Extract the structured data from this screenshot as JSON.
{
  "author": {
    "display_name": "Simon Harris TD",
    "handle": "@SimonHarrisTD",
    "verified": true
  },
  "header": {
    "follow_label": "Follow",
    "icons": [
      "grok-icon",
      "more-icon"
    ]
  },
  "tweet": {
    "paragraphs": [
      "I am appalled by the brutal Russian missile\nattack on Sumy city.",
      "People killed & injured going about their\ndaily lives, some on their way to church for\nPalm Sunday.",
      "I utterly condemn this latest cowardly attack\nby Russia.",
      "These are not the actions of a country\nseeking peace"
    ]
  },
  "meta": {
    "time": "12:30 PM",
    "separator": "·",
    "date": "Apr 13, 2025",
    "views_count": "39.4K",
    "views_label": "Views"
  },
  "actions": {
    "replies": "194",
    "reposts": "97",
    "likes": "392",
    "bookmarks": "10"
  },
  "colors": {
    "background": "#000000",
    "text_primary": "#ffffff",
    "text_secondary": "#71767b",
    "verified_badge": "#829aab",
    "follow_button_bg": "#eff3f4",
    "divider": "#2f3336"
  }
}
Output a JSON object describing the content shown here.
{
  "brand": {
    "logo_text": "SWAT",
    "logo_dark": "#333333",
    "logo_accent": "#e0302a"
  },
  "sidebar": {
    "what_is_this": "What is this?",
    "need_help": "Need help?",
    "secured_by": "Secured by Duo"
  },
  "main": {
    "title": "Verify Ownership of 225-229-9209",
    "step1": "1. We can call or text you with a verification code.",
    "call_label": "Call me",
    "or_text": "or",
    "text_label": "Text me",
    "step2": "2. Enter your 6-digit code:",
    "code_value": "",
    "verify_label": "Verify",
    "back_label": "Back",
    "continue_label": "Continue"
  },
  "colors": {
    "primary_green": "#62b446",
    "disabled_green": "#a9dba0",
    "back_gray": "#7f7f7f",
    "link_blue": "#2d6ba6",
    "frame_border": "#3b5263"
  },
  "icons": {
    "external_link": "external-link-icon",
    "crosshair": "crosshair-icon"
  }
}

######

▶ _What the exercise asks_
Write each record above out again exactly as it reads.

▶ _Problem solution_
Extract the structured data from this screenshot as JSON.
{
  "author": {
    "display_name": "Simon Harris TD",
    "handle": "@SimonHarrisTD",
    "verified": true
  },
  "header": {
    "follow_label": "Follow",
    "icons": [
      "grok-icon",
      "more-icon"
    ]
  },
  "tweet": {
    "paragraphs": [
      "I am appalled by the brutal Russian missile\nattack on Sumy city.",
      "People killed & injured going about their\ndaily lives, some on their way to church for\nPalm Sunday.",
      "I utterly condemn this latest cowardly attack\nby Russia.",
      "These are not the actions of a country\nseeking peace"
    ]
  },
  "meta": {
    "time": "12:30 PM",
    "separator": "·",
    "date": "Apr 13, 2025",
    "views_count": "39.4K",
    "views_label": "Views"
  },
  "actions": {
    "replies": "194",
    "reposts": "97",
    "likes": "392",
    "bookmarks": "10"
  },
  "colors": {
    "background": "#000000",
    "text_primary": "#ffffff",
    "text_secondary": "#71767b",
    "verified_badge": "#829aab",
    "follow_button_bg": "#eff3f4",
    "divider": "#2f3336"
  }
}
Output a JSON object describing the content shown here.
{
  "brand": {
    "logo_text": "SWAT",
    "logo_dark": "#333333",
    "logo_accent": "#e0302a"
  },
  "sidebar": {
    "what_is_this": "What is this?",
    "need_help": "Need help?",
    "secured_by": "Secured by Duo"
  },
  "main": {
    "title": "Verify Ownership of 225-229-9209",
    "step1": "1. We can call or text you with a verification code.",
    "call_label": "Call me",
    "or_text": "or",
    "text_label": "Text me",
    "step2": "2. Enter your 6-digit code:",
    "code_value": "",
    "verify_label": "Verify",
    "back_label": "Back",
    "continue_label": "Continue"
  },
  "colors": {
    "primary_green": "#62b446",
    "disabled_green": "#a9dba0",
    "back_gray": "#7f7f7f",
    "link_blue": "#2d6ba6",
    "frame_border": "#3b5263"
  },
  "icons": {
    "external_link": "external-link-icon",
    "crosshair": "crosshair-icon"
  }
}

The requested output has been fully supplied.